WHAT THIS TASK INVOLVES:
Please work out how many lines in the entries contain "邮政编码", then give that number with nothing added.

SOURCE MATERIAL:
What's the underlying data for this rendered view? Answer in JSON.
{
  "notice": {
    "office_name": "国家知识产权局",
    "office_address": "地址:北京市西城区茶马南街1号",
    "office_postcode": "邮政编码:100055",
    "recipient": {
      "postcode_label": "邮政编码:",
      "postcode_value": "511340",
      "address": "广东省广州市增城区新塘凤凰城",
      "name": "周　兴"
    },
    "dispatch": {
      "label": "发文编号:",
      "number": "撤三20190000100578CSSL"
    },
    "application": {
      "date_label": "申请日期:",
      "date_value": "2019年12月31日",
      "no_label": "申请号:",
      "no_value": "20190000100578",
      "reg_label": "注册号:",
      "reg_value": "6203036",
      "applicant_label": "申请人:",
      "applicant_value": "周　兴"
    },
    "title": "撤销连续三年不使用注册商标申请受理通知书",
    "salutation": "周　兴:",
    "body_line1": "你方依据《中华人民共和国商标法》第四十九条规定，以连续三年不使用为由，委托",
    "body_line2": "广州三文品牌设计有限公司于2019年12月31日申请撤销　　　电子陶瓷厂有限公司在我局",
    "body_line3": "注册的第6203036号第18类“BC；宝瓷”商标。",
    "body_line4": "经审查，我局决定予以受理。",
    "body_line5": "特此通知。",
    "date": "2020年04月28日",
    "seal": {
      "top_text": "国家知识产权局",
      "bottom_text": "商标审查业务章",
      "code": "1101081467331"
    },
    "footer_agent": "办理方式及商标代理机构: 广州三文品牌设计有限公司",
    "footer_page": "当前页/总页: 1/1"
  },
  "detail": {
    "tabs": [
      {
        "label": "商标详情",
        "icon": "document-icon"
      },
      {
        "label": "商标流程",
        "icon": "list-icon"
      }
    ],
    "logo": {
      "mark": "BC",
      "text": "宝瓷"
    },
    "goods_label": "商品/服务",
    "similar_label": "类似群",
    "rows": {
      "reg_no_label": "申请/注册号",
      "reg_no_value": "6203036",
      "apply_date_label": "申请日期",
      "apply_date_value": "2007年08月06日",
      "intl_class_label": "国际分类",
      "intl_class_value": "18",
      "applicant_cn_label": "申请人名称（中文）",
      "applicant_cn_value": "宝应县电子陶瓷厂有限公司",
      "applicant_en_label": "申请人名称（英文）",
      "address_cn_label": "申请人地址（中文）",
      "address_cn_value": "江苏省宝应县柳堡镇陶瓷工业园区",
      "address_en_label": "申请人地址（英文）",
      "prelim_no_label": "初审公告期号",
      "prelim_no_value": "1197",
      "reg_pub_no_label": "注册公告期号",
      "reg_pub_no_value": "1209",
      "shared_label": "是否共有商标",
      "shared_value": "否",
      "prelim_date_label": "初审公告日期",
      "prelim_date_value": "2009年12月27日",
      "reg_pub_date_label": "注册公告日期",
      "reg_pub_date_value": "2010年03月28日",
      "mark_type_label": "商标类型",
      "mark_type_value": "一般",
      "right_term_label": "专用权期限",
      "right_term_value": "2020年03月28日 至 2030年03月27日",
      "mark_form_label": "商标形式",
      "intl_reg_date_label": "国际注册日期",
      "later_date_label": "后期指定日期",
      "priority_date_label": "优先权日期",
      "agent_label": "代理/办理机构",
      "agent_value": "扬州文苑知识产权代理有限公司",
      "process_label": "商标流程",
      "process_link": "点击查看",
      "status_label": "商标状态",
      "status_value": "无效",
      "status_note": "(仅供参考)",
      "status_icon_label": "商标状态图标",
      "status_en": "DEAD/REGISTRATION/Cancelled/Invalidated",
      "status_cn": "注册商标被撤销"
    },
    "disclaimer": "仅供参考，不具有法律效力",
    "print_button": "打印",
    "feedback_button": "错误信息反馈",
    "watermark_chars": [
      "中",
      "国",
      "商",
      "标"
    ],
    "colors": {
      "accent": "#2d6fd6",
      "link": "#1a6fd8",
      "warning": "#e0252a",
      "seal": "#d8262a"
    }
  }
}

TASK RESPONSE:
2